I have been asked to post this on my blog, which I am happy to do. Obviously events have overtaken the introductory paragraphs as the result of the ballot have been announced however I understand that the intention is to still send this letter. I post this without comment at all, this is entirely a matter for those barristers below ten years call.
We are calling on all criminal barristers of 0-10 years call to sign an open letter to the Government, written by a group of junior juniors. The letter seeks to express our concerns about the manner in which the recent joint proposal was made, as opposed to expressing a view on how anyone should have voted in the ballot.
To sign the letter, please email email@example.com with your name, chambers, year of call and circuit before 12 noon on Sunday 30th June. The letter will be sent to the Government soon after, before the ballot results are announced on Monday.
Ministry of Justice
Crown Prosecution Service
Criminal Bar Association
Director of Public Prosecutions
We write to you as a group of junior barristers following the joint proposal on fees published on 6 June 2019. We feel compelled to do so out of concern about the nature of the proposal and the future of our profession.
Much has been written about the chronic underfunding of the Criminal Justice System and the Criminal Bar in particular. A recent change in the funding scheme for defence barristers was described at the time by the then-Chair of the Bar as “patch repair”; with the then-Chair of the CBA stating that “no one […] should assume that anything is fixed”. The reality is that the Criminal Bar remains severely underfunded across the board, such that many young (and not so young) talented people are leaving the profession they love because they cannot make ends meet.

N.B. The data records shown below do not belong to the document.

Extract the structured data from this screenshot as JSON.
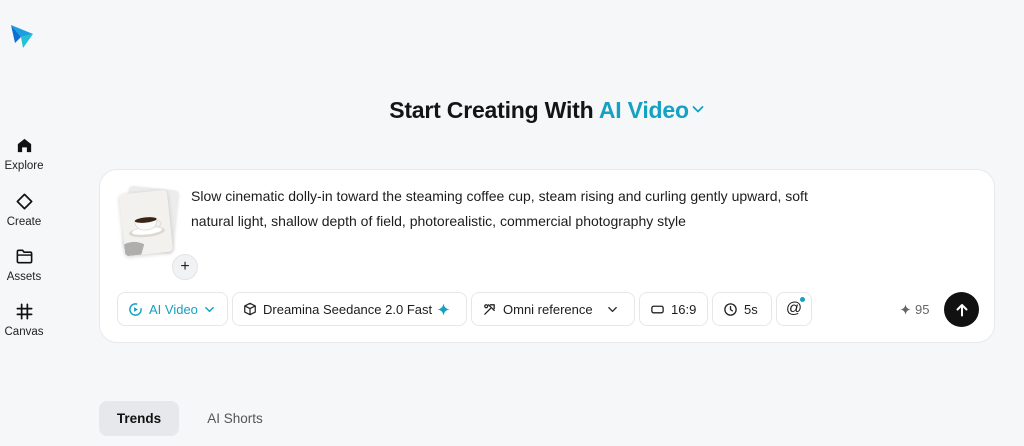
{
  "sidebar": {
    "items": [
      {
        "label": "Explore",
        "icon": "home-icon"
      },
      {
        "label": "Create",
        "icon": "diamond-icon"
      },
      {
        "label": "Assets",
        "icon": "folder-icon"
      },
      {
        "label": "Canvas",
        "icon": "canvas-icon"
      }
    ]
  },
  "header": {
    "title_prefix": "Start Creating With",
    "title_mode": "AI Video"
  },
  "prompt": {
    "text": "Slow cinematic dolly-in toward the steaming coffee cup, steam rising and curling gently upward, soft natural light, shallow depth of field, photorealistic, commercial photography style",
    "add_label": "+"
  },
  "toolbar": {
    "mode": "AI Video",
    "model": "Dreamina Seedance 2.0 Fast",
    "reference": "Omni reference",
    "ratio": "16:9",
    "duration": "5s",
    "mention": "@",
    "credits": "95"
  },
  "tabs": [
    {
      "label": "Trends",
      "active": true
    },
    {
      "label": "AI Shorts",
      "active": false
    }
  ],
  "colors": {
    "accent": "#14a1c4",
    "background": "#f6f7f9",
    "send_button": "#111111"
  }
}
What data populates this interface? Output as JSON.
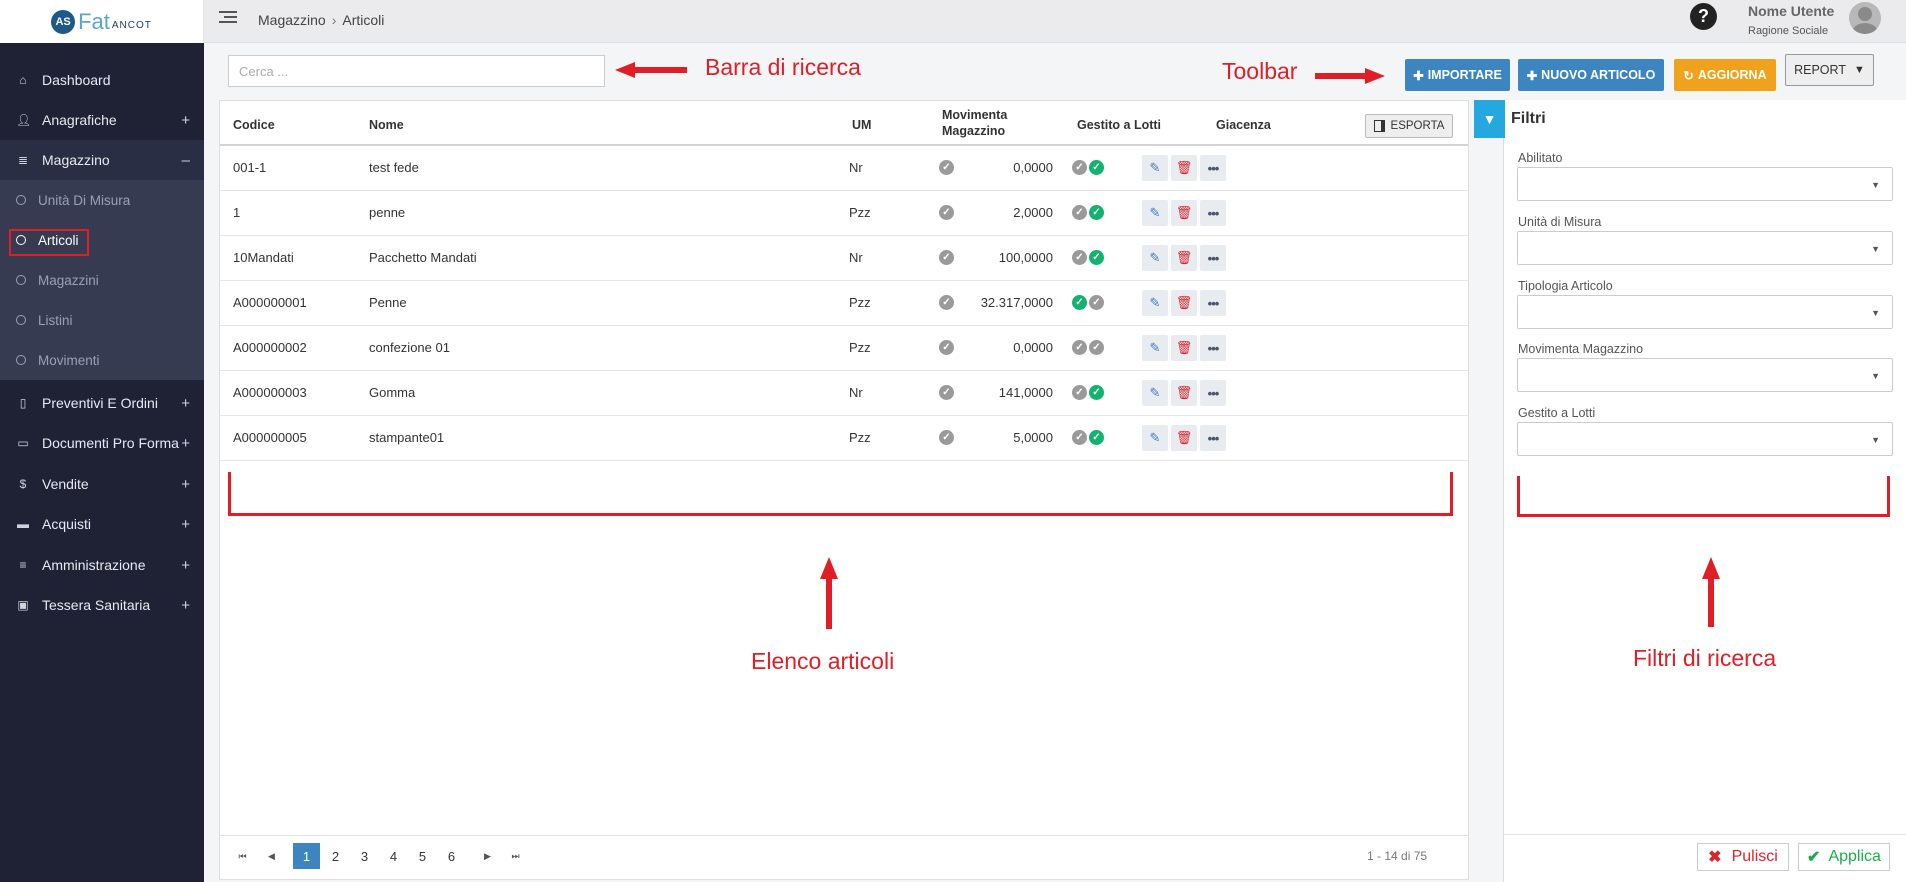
{
  "app": {
    "logo_mark": "AS",
    "logo_main": "Fat",
    "logo_sub": "ANCOT"
  },
  "topbar": {
    "breadcrumb": [
      "Magazzino",
      "Articoli"
    ],
    "help": "?",
    "user_name": "Nome Utente",
    "user_org": "Ragione Sociale"
  },
  "sidebar": {
    "items": [
      {
        "label": "Dashboard",
        "icon": "home-icon",
        "expand": ""
      },
      {
        "label": "Anagrafiche",
        "icon": "user-icon",
        "expand": "+"
      },
      {
        "label": "Magazzino",
        "icon": "list-icon",
        "expand": "–"
      },
      {
        "label": "Preventivi E Ordini",
        "icon": "clipboard-icon",
        "expand": "+"
      },
      {
        "label": "Documenti Pro Forma",
        "icon": "document-icon",
        "expand": "+"
      },
      {
        "label": "Vendite",
        "icon": "dollar-icon",
        "expand": "+"
      },
      {
        "label": "Acquisti",
        "icon": "card-icon",
        "expand": "+"
      },
      {
        "label": "Amministrazione",
        "icon": "database-icon",
        "expand": "+"
      },
      {
        "label": "Tessera Sanitaria",
        "icon": "id-card-icon",
        "expand": "+"
      }
    ],
    "sub_items": [
      "Unità Di Misura",
      "Articoli",
      "Magazzini",
      "Listini",
      "Movimenti"
    ]
  },
  "search": {
    "placeholder": "Cerca ..."
  },
  "toolbar": {
    "import": "IMPORTARE",
    "new": "NUOVO ARTICOLO",
    "refresh": "AGGIORNA",
    "report": "REPORT"
  },
  "annotations": {
    "search_bar": "Barra di ricerca",
    "toolbar": "Toolbar",
    "list": "Elenco articoli",
    "filters": "Filtri di ricerca"
  },
  "table": {
    "headers": {
      "code": "Codice",
      "name": "Nome",
      "um": "UM",
      "mov1": "Movimenta",
      "mov2": "Magazzino",
      "lots": "Gestito a Lotti",
      "stock": "Giacenza",
      "export": "ESPORTA"
    },
    "rows": [
      {
        "code": "001-1",
        "name": "test fede",
        "um": "Nr",
        "mov": false,
        "lots": false,
        "stock": "0,0000",
        "enabled": true
      },
      {
        "code": "1",
        "name": "penne",
        "um": "Pzz",
        "mov": false,
        "lots": false,
        "stock": "2,0000",
        "enabled": true
      },
      {
        "code": "10Mandati",
        "name": "Pacchetto Mandati",
        "um": "Nr",
        "mov": false,
        "lots": false,
        "stock": "100,0000",
        "enabled": true
      },
      {
        "code": "A000000001",
        "name": "Penne",
        "um": "Pzz",
        "mov": false,
        "lots": true,
        "stock": "32.317,0000",
        "enabled": false
      },
      {
        "code": "A000000002",
        "name": "confezione 01",
        "um": "Pzz",
        "mov": false,
        "lots": false,
        "stock": "0,0000",
        "enabled": false
      },
      {
        "code": "A000000003",
        "name": "Gomma",
        "um": "Nr",
        "mov": false,
        "lots": false,
        "stock": "141,0000",
        "enabled": true
      },
      {
        "code": "A000000005",
        "name": "stampante01",
        "um": "Pzz",
        "mov": false,
        "lots": false,
        "stock": "5,0000",
        "enabled": true
      }
    ]
  },
  "pager": {
    "pages": [
      "1",
      "2",
      "3",
      "4",
      "5",
      "6"
    ],
    "current": "1",
    "info": "1 - 14 di 75"
  },
  "filters": {
    "title": "Filtri",
    "fields": [
      "Abilitato",
      "Unità di Misura",
      "Tipologia Articolo",
      "Movimenta Magazzino",
      "Gestito a Lotti"
    ],
    "clear": "Pulisci",
    "apply": "Applica"
  },
  "colors": {
    "sidebar_bg": "#1f2235",
    "primary": "#3d85c1",
    "warning": "#f0a21d",
    "success": "#12b36e",
    "danger": "#d9252b",
    "annotation": "#e01e26"
  }
}
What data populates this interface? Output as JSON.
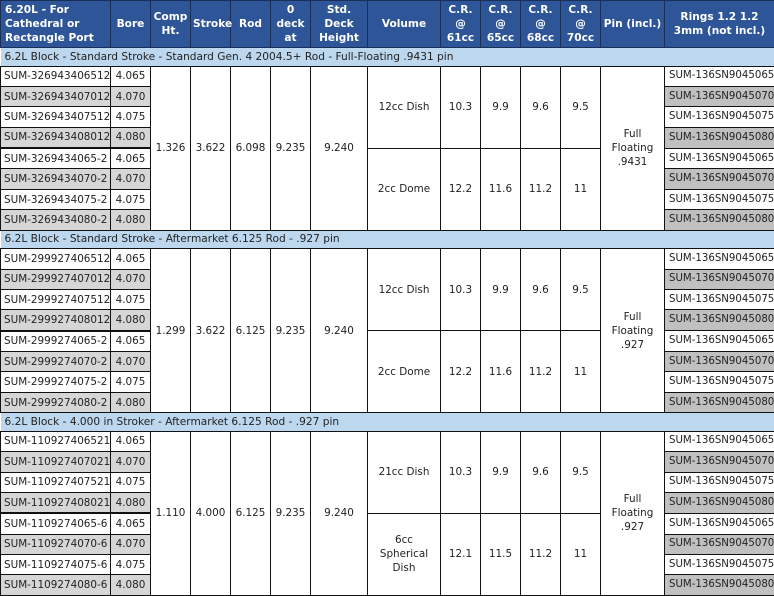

It was against this background that the Criminal Bar Association balloted its membership with two separate questions, asking whether members supported action in respect of a) Prosecution fees and b) Defence fees. There were two separate ballots (and mandates) for good reason. Whilst chronic underfunding is a common feature to both schemes, the specific concerns and issues with each scheme, as well as the demands of prosecuting and defending, are distinct. The result of the ballot was clear and engagement was overwhelming; 93.86% of those balloted favoured action in respect of defence fees and 94.90% in respect of prosecution fees.
We have since seen the joint proposal circulated through the Bar Council and Criminal Bar Association. The proposal does nothing more than bring prosecutors’ fees in line with Defence fees in relation to a limited number of standalone hearings (not, as was inaccurately reported by some, that Prosecution fees have “doubled”).
As for Defence fees, the proposal merely promises to accelerate a review of limited aspects of funding. There are, notably, no specific commitments against which the Government could ever be held to account.
We are told that the offer is all or nothing: that either we accept the proposal in relation to both the Defence and Prosecution fees or risk losing both.
The DPP was quoted in the proposal as stating “We are committed to introducing a fees scheme that gives a fair deal for prosecution advocates, and is affordable and sustainable. […]”. This is an implicit acceptance that the current scheme, which has not seen a fees increase in 20 years, is none of those things.
In his recent letter to the Prosecution Bar last week, the DPP stated that the proposed changes to CPS fees were “the result of months of work by [his] team at the CPS; work which was ongoing throughout the early months of prosecution fee schemes review”. Taking him at his word that it was “unfortunate” that the CBA ballot above overlapped with this (and therefore presumably had no bearing on the proposal) it is unclear why the prosecution fee proposal should be tied to the defence proposal. As we set out above, action in respect of each area was the subject of a separate ballot.
We see this for what it is; as an attempt to divide and rule – holding prosecutors to ransom for an increase they desperately need (and deserve) at the expense of tangible progress for the Defence Bar. Lord Justice Auld in his review of the Criminal Courts said that the criminal trial is not a game. Neither is this. To accept that prosecutors are underfunded but make any increase in funding contingent on outside factors is, quite simply, to act in bad faith.
It is likely that many of us will vote differently from one another. Know this; it does not follow that this attempt to sow division has been successful. We may vote differently but we will continue to respect and support one another. Whatever the result of the ballot, we all remember at all times that it is not one side of the profession that stands in the way of the other. What stands in the way of our goals is the longstanding and egregious underfunding of our Criminal Justice System. Only substantial investment can begin to address this crisis. You should also know that whether we proceed to direct action next month or wait to hold you to account in November, we will remain united in the face of the common crisis in funding that the Criminal Bar faces as a whole.
Whatever the outcome of the current ballot on the proposal we, the undersigned, wish to make that clear.
Sent on behalf of:
[insert signatures here]